**To do**
Identify every line in the records below that contains the word "index", and reproduce each one.

(Dataset rows for apps and sites)
========================================================================

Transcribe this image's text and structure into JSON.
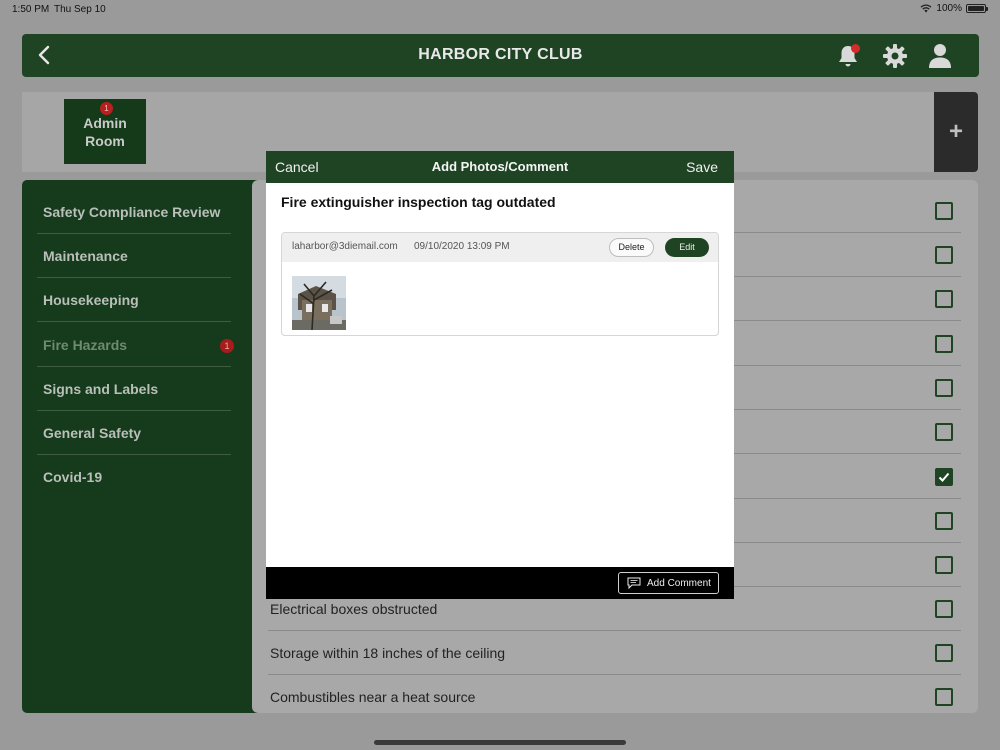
{
  "status_bar": {
    "time": "1:50 PM",
    "date": "Thu Sep 10",
    "battery": "100%"
  },
  "header": {
    "title": "HARBOR CITY CLUB",
    "icons": [
      "back-icon",
      "bell-icon",
      "gear-icon",
      "user-icon"
    ]
  },
  "room": {
    "name_line1": "Admin",
    "name_line2": "Room",
    "badge": "1",
    "add_label": "+"
  },
  "sidebar": {
    "items": [
      {
        "label": "Safety Compliance Review"
      },
      {
        "label": "Maintenance"
      },
      {
        "label": "Housekeeping"
      },
      {
        "label": "Fire Hazards",
        "badge": "1"
      },
      {
        "label": "Signs and Labels"
      },
      {
        "label": "General Safety"
      },
      {
        "label": "Covid-19"
      }
    ]
  },
  "checklist": {
    "items": [
      {
        "label": "",
        "checked": false
      },
      {
        "label": "",
        "checked": false
      },
      {
        "label": "",
        "checked": false
      },
      {
        "label": "",
        "checked": false
      },
      {
        "label": "",
        "checked": false
      },
      {
        "label": "",
        "checked": false
      },
      {
        "label": "",
        "checked": true
      },
      {
        "label": "",
        "checked": false
      },
      {
        "label": "",
        "checked": false
      },
      {
        "label": "Electrical boxes obstructed",
        "checked": false
      },
      {
        "label": "Storage within 18 inches of the ceiling",
        "checked": false
      },
      {
        "label": "Combustibles near a heat source",
        "checked": false
      }
    ]
  },
  "modal": {
    "cancel_label": "Cancel",
    "title": "Add Photos/Comment",
    "save_label": "Save",
    "issue": "Fire extinguisher inspection tag outdated",
    "comment": {
      "email": "laharbor@3diemail.com",
      "timestamp": "09/10/2020 13:09 PM",
      "delete_label": "Delete",
      "edit_label": "Edit"
    },
    "add_comment_label": "Add Comment"
  },
  "colors": {
    "brand_green": "#1f4424",
    "sidebar_green": "#163a1c",
    "badge_red": "#b81f1f"
  }
}
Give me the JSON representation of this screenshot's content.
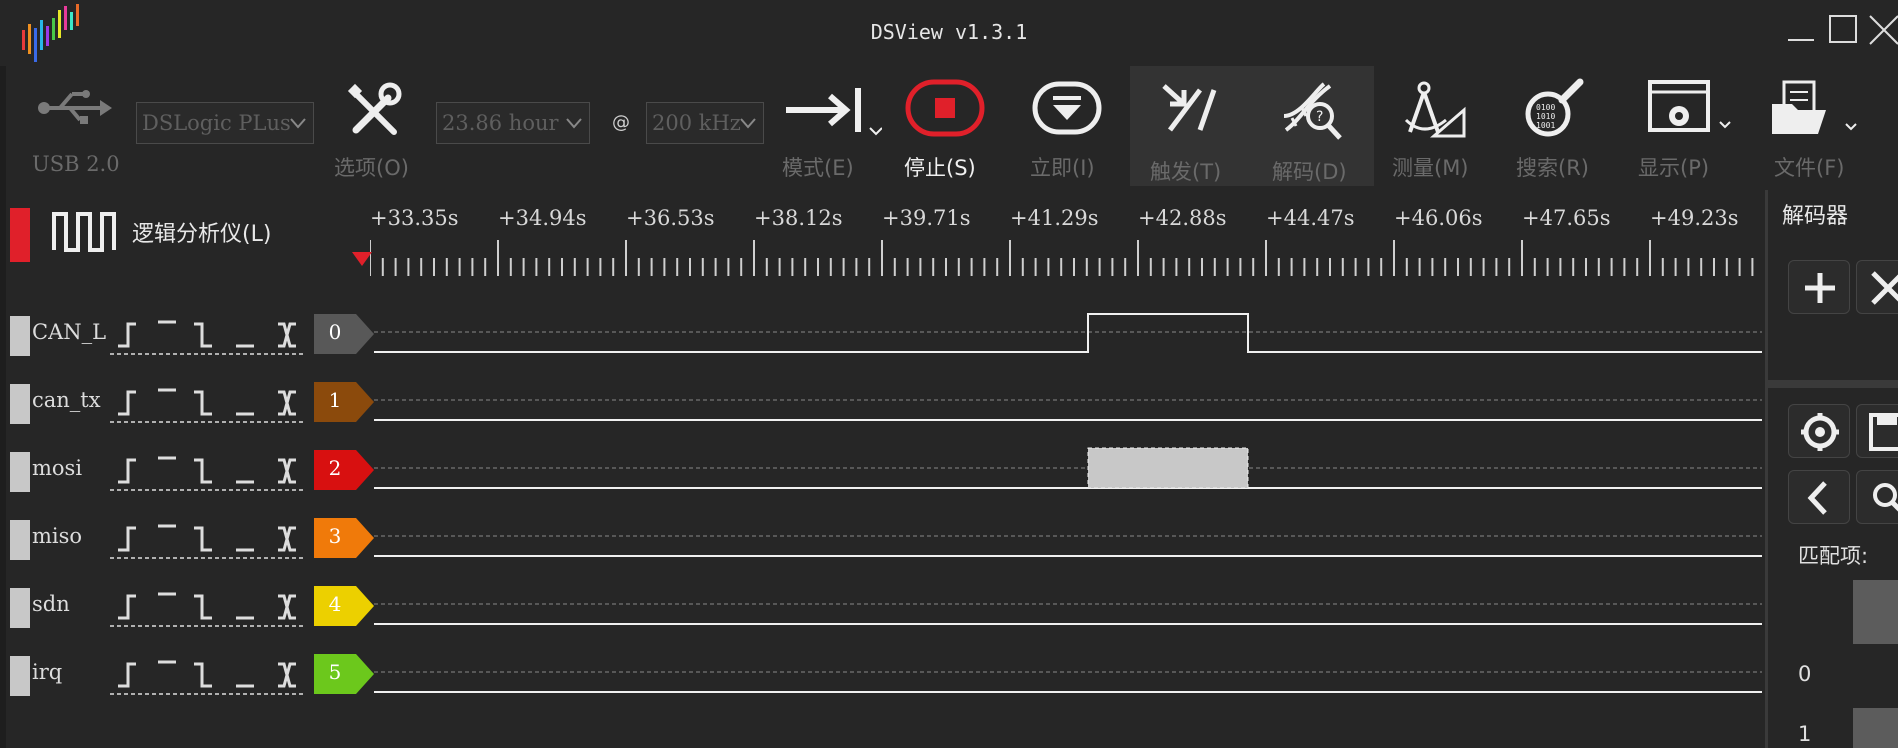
{
  "window": {
    "title": "DSView v1.3.1",
    "controls": [
      "minimize",
      "maximize",
      "close"
    ]
  },
  "toolbar": {
    "usb_label": "USB 2.0",
    "device_select": "DSLogic PLus",
    "options_label": "选项(O)",
    "duration_select": "23.86 hour",
    "at_sign": "@",
    "rate_select": "200 kHz",
    "mode_label": "模式(E)",
    "stop_label": "停止(S)",
    "instant_label": "立即(I)",
    "trigger_label": "触发(T)",
    "decode_label": "解码(D)",
    "measure_label": "测量(M)",
    "search_label": "搜索(R)",
    "display_label": "显示(P)",
    "file_label": "文件(F)",
    "stop_color": "#e0202a"
  },
  "ruler": {
    "group_label": "逻辑分析仪(L)",
    "ticks": [
      "+33.35s",
      "+34.94s",
      "+36.53s",
      "+38.12s",
      "+39.71s",
      "+41.29s",
      "+42.88s",
      "+44.47s",
      "+46.06s",
      "+47.65s",
      "+49.23s"
    ]
  },
  "channels": [
    {
      "index": "0",
      "name": "CAN_L",
      "color": "#585858"
    },
    {
      "index": "1",
      "name": "can_tx",
      "color": "#8b4a0c"
    },
    {
      "index": "2",
      "name": "mosi",
      "color": "#d81010"
    },
    {
      "index": "3",
      "name": "miso",
      "color": "#f07a0a"
    },
    {
      "index": "4",
      "name": "sdn",
      "color": "#ecd000"
    },
    {
      "index": "5",
      "name": "irq",
      "color": "#6cc81c"
    }
  ],
  "decoder_panel": {
    "title": "解码器",
    "match_label": "匹配项:",
    "rows": [
      "0",
      "1"
    ]
  }
}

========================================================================

**Exercise solution**
      "index": "0",
      "index": "1",
      "index": "2",
      "index": "3",
      "index": "4",
      "index": "5",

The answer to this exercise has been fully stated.